* Work to be completed
The expected response is a copy of every line in the entries below that includes the word "Hodina".

* Input data

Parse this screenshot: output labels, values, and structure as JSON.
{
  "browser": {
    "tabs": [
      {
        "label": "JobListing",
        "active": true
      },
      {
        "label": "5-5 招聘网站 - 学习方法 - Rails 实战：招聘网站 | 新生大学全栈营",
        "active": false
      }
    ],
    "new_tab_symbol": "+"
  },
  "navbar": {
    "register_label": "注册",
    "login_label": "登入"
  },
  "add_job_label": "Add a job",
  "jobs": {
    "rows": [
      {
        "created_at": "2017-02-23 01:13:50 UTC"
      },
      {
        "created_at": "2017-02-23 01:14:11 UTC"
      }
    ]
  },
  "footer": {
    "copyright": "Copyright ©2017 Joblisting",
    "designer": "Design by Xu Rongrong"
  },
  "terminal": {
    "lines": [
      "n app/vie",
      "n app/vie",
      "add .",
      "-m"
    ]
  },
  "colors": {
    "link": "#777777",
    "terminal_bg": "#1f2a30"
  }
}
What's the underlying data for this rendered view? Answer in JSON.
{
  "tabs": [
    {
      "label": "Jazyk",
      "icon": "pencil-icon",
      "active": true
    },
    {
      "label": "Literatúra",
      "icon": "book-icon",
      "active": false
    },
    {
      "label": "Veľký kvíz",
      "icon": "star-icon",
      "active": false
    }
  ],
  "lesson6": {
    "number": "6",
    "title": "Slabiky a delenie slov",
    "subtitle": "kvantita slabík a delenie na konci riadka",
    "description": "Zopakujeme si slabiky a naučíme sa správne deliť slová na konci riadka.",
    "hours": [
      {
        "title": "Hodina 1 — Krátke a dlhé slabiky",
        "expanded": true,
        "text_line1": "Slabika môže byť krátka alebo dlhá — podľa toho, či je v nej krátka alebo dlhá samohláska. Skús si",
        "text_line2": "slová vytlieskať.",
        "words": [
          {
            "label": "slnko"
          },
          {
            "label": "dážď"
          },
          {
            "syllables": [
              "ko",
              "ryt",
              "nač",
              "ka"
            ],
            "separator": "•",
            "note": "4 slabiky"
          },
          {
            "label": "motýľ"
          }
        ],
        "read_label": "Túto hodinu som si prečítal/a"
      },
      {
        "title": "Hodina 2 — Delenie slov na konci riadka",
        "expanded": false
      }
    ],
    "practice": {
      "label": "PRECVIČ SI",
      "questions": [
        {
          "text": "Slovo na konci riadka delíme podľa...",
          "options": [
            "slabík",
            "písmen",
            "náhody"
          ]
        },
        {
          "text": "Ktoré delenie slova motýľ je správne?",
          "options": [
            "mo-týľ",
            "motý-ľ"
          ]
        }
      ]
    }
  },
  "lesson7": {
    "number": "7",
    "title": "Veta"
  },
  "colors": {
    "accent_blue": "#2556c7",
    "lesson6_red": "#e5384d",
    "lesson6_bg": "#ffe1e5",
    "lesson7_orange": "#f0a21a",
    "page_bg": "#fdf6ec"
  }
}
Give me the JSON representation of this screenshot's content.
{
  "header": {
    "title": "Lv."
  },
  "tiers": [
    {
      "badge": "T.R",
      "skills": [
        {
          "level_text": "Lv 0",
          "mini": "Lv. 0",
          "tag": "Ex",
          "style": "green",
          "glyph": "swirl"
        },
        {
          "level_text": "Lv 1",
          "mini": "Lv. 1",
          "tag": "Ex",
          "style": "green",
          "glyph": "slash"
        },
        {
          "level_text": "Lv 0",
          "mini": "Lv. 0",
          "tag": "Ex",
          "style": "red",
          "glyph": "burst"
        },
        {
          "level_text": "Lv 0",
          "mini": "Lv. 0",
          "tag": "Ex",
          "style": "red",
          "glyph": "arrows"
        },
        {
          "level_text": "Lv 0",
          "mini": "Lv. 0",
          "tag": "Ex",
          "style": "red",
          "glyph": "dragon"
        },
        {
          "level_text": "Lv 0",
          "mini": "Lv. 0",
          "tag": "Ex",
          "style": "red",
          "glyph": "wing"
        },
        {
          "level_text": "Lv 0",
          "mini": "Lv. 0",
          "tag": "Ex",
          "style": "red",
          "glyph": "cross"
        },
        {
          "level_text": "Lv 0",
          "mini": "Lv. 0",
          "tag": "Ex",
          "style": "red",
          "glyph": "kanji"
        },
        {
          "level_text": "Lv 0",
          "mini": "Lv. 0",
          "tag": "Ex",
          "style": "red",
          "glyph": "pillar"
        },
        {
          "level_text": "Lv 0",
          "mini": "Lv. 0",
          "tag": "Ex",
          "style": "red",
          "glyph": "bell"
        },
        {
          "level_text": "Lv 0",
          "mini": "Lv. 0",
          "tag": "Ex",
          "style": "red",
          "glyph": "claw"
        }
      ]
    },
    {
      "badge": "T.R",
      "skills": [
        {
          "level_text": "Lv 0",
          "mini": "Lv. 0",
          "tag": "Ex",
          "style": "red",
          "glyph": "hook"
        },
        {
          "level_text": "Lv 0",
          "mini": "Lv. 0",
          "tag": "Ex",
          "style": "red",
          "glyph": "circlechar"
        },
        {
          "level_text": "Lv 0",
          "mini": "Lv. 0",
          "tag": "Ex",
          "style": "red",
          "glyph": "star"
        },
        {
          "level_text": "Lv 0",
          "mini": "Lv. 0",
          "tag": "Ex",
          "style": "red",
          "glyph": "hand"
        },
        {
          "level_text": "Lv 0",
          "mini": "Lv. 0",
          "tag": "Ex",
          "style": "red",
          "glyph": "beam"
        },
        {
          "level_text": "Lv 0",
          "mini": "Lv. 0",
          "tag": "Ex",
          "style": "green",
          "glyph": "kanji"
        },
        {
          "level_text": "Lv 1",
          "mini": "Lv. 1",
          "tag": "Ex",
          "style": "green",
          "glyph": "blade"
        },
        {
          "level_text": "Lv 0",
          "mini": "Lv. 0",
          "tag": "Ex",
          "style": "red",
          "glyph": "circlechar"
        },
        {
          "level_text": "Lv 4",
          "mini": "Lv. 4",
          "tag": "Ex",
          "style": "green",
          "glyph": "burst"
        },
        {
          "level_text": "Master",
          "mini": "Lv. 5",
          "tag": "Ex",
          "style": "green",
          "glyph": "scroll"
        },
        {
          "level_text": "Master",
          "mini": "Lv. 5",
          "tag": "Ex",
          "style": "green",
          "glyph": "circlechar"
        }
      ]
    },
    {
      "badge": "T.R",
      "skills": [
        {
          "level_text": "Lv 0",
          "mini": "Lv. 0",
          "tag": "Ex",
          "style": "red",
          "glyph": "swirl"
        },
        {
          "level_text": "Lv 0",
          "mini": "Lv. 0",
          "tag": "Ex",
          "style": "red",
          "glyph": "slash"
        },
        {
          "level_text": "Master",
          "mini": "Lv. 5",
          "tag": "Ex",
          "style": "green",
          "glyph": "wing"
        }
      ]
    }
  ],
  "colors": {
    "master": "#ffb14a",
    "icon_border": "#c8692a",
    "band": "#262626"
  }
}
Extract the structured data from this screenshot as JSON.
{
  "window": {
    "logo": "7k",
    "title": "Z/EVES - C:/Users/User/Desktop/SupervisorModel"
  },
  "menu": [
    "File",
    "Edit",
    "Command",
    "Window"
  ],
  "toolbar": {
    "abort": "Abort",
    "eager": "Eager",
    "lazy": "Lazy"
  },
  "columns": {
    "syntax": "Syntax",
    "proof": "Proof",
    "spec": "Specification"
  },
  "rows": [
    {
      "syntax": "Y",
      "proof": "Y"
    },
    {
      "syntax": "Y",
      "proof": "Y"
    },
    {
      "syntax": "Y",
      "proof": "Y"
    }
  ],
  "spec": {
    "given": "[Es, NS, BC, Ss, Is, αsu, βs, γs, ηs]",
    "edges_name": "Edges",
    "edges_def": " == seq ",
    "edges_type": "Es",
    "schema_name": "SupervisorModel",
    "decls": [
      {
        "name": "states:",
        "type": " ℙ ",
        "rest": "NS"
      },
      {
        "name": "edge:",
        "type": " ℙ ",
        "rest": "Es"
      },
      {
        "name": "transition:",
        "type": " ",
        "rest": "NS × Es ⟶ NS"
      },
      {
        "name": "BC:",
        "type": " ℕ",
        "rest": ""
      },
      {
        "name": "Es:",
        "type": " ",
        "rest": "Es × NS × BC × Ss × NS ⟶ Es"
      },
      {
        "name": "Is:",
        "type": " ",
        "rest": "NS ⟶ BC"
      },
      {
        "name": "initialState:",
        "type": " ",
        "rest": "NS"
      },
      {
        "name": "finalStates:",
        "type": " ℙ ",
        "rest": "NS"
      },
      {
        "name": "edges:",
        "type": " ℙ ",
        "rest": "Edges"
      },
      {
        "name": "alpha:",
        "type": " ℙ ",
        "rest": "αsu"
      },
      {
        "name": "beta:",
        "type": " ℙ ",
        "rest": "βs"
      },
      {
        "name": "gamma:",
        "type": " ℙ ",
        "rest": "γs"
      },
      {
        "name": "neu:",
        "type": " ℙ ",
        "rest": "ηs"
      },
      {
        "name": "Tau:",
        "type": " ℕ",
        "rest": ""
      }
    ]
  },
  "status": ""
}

* Task answer
        "title": "Hodina 1 — Krátke a dlhé slabiky",
        "title": "Hodina 2 — Delenie slov na konci riadka",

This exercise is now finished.